Some of you will be familiar with COLLECT, the Craft Council’s annual Contemporary Art and Craft fair. For those who aren’t, I would like to suggest that it is among the best in the world, certainly the best of its kind in Europe. We were delighted to participate once again in the digital version on Artsy.com.
For COLLECT 2022, we invited thirteen individual artists to participate, and two very exciting collaborative endeavours to take part. Our participating artists always pull out the stops for this prestigious show and 2022 was no exception.
For my own part, I had great fun experimenting with unfurling fronds and ferns, quite possibly inspired by our customer, David Attenborough’s latest programme - Green Planet. Another continuing source of inspiration is the magnificent Majorelle Garden in Marrakech.
London Glassblowing has turned into a family venture - and I am enormously proud of my daughter, Sophie Layton. Following her sell-out show of prints at Eames Fine Art, she continued to apply her knowledge of print technology to carefully designed glass vessel forms. She revived the use of enamels and decals (printed ceramic transfers) together with intricate masking and etching to achieve dynamic and painterly surface effects.
Tim Rawlinson, her husband, is one of the UK’s brightest young prospects whose stunning pieces sell almost the instant they are placed in our gallery. I recently watched him packing some nine or ten crates destined for a New York gallery, with chagrin, however I am glad to say that we do have a number of his exceptional pieces on show in the gallery.
Long time exhibitor James Devereux, well known for his ‘hot-chipping’ technique, embarked on a most exciting collaboration with a much-admired and sought after American artist, David Patchen. Patchen’s great talent for working with ‘murrine’, has made him a household name in the glass world, and the impressive pieces that they have made together can only enhance their burgeoning reputations.
For many years I have admired the skill, wit and social messages of David Reekie’s Cast Glass work. His daughter Morag Reekie has inherited his sense of humour as well as his concerns for the human condition. I am particularly fond of their satirical piece, ‘There is no Planet B’ whose stark message gets to the heart of the matter. In the Venus work, they point to the continuing vulnerability of women, questioning whether things have improved over time.
Colin Reid, a leading sculptor in glass is one of my oldest friends in the field.
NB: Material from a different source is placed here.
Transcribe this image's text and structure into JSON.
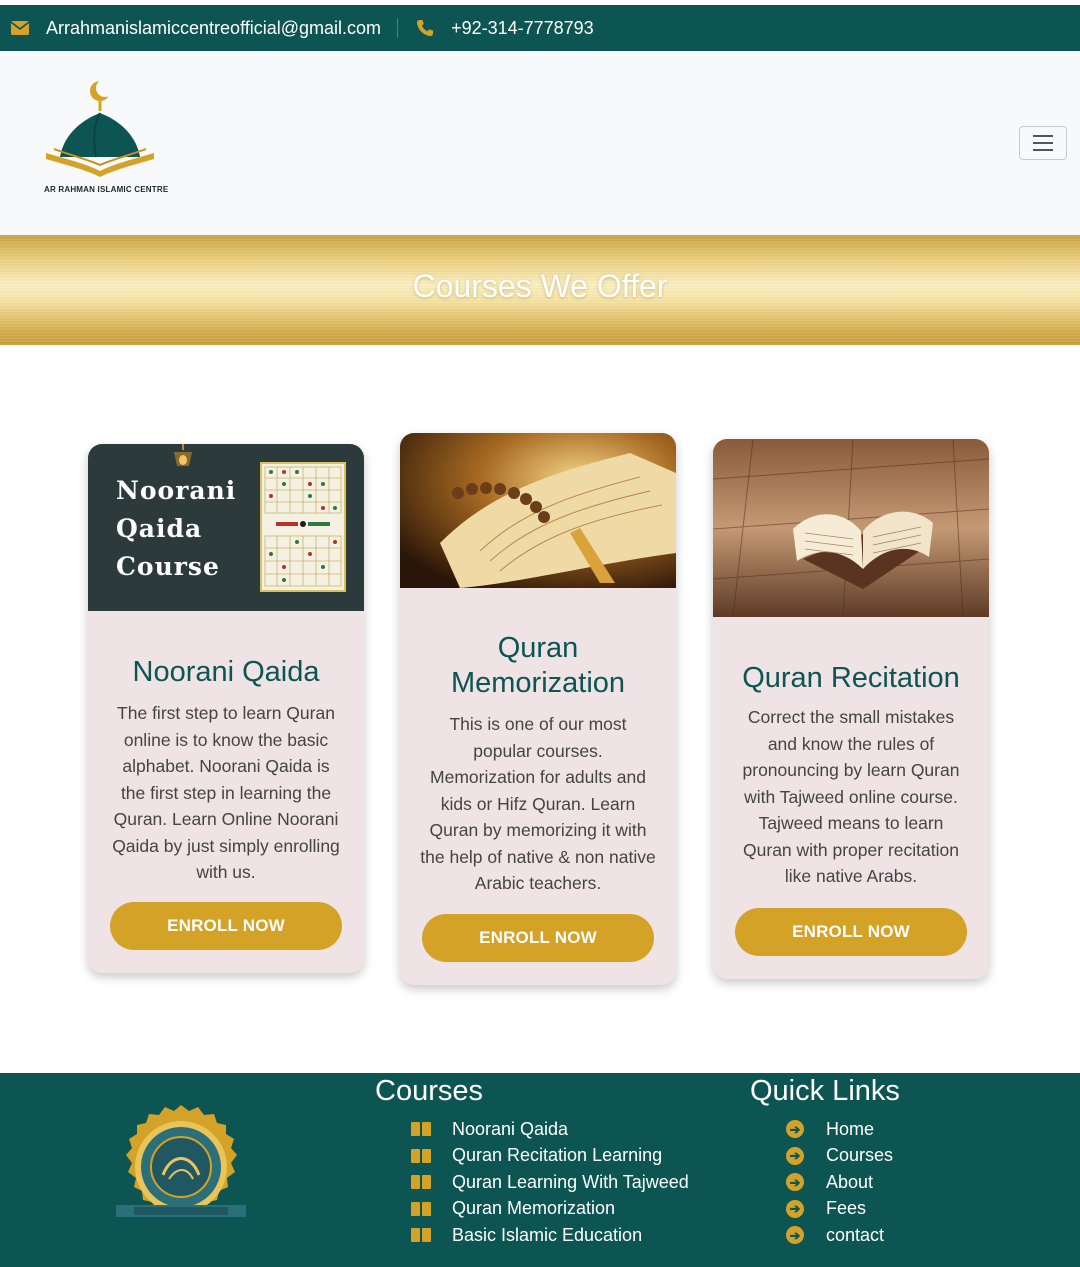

We are extremely lucky to show some of his work, because most of it goes abroad or into museum collections.
We were also proud to show a simply gorgeous piece by Sabrina Cant. As with all the work in this collection her work is enormously labour-intensive and time consuming. I love the delicate striations of colour and veiling which are achieved through hours of preparing and assembling small components to be fusecast in her kiln, over many firings. Similarly, I take great delight in the emerging artist Sila Yucel, an assistant in our Cold Studio. The apparent simplicity in her delicately coloured cast blocks belies the complexity of the creative processes involved in their construction.
Three artists, whose work couldn’t be more different, although each works in a figurative manner, are Elliot Walker, Kate Pasvol and Katharine Coleman. Elliot, who had us on the edge of our seats through his participation in the Netflix programme, Blown Away Series II, worked in my studio for seven years. Extraordinarily inventive, he is without doubt one of the world’s most talented glass artists and one to watch (and indeed collect!). Kate’s landscapes, created by layering glass with precious metal foils are stunningly beautiful and evocative. As one of the world’s leading glass engravers, Katharine Coleman’s, intricately engraved pieces are snapped up immediately. So difficult and time-consuming to achieve, these are truly masterful artworks.
Anthony Scala, created new work to be launched at Collect 2022 at London Glassblowing. They were knockout. Bruce Marks, Layne Rowe and Louis Thompson have all found their individual directions in glass while working at London Glassblowing. It seems to provide an environment in which artists can thrive and become masters of their chosen medium of expression. I am inordinately proud of them all.